DATA LISTING:
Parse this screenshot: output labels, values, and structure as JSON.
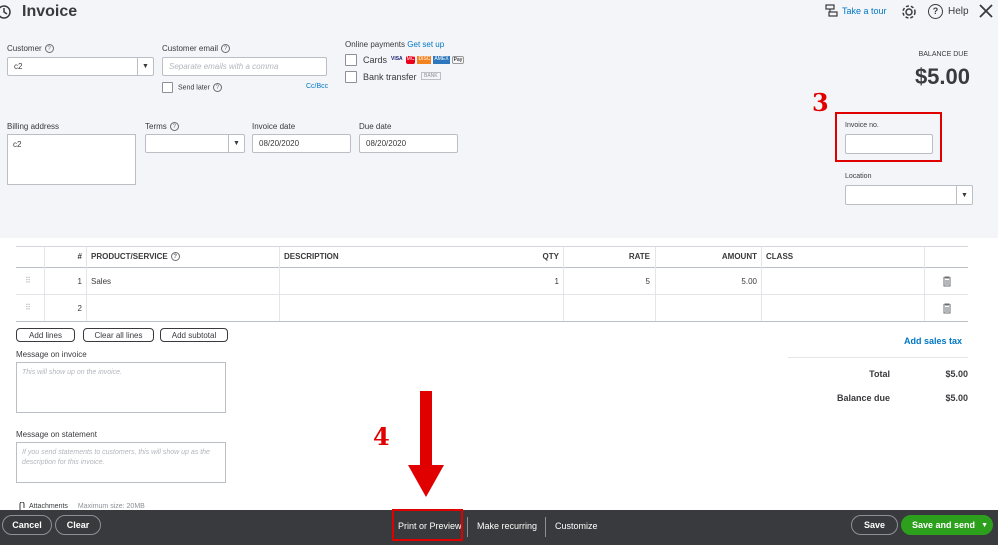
{
  "header": {
    "title": "Invoice",
    "take_tour": "Take a tour",
    "help": "Help"
  },
  "customer": {
    "label": "Customer",
    "value": "c2"
  },
  "customer_email": {
    "label": "Customer email",
    "placeholder": "Separate emails with a comma",
    "send_later": "Send later",
    "cc_bcc": "Cc/Bcc"
  },
  "online_payments": {
    "label": "Online payments",
    "get_set_up": "Get set up",
    "cards": "Cards",
    "bank_transfer": "Bank transfer",
    "card_brands": [
      "VISA",
      "MC",
      "DISC",
      "AMEX",
      "Pay"
    ],
    "bank_badge": "BANK"
  },
  "balance": {
    "label": "BALANCE DUE",
    "amount": "$5.00"
  },
  "billing": {
    "label": "Billing address",
    "value": "c2"
  },
  "terms": {
    "label": "Terms"
  },
  "invoice_date": {
    "label": "Invoice date",
    "value": "08/20/2020"
  },
  "due_date": {
    "label": "Due date",
    "value": "08/20/2020"
  },
  "invoice_no": {
    "label": "Invoice no.",
    "value": ""
  },
  "location": {
    "label": "Location"
  },
  "annotations": {
    "step3": "3",
    "step4": "4"
  },
  "table": {
    "headers": [
      "#",
      "PRODUCT/SERVICE",
      "DESCRIPTION",
      "QTY",
      "RATE",
      "AMOUNT",
      "CLASS"
    ],
    "rows": [
      {
        "num": "1",
        "product": "Sales",
        "description": "",
        "qty": "1",
        "rate": "5",
        "amount": "5.00",
        "class": ""
      },
      {
        "num": "2",
        "product": "",
        "description": "",
        "qty": "",
        "rate": "",
        "amount": "",
        "class": ""
      }
    ]
  },
  "table_actions": {
    "add_lines": "Add lines",
    "clear_all_lines": "Clear all lines",
    "add_subtotal": "Add subtotal"
  },
  "message_invoice": {
    "label": "Message on invoice",
    "placeholder": "This will show up on the invoice."
  },
  "message_statement": {
    "label": "Message on statement",
    "placeholder": "If you send statements to customers, this will show up as the description for this invoice."
  },
  "attachments": {
    "label": "Attachments",
    "max_size": "Maximum size: 20MB"
  },
  "totals": {
    "add_sales_tax": "Add sales tax",
    "total_label": "Total",
    "total_value": "$5.00",
    "balance_due_label": "Balance due",
    "balance_due_value": "$5.00"
  },
  "footer": {
    "cancel": "Cancel",
    "clear": "Clear",
    "print_preview": "Print or Preview",
    "make_recurring": "Make recurring",
    "customize": "Customize",
    "save": "Save",
    "save_and_send": "Save and send"
  },
  "colors": {
    "accent_green": "#2ca01c",
    "link_blue": "#0077c5",
    "annotation_red": "#e00000",
    "footer_bg": "#393a3d"
  }
}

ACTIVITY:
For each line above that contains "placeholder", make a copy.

YOUR SOLUTION:
    "placeholder": "Separate emails with a comma",
    "placeholder": "This will show up on the invoice."
    "placeholder": "If you send statements to customers, this will show up as the description for this invoice."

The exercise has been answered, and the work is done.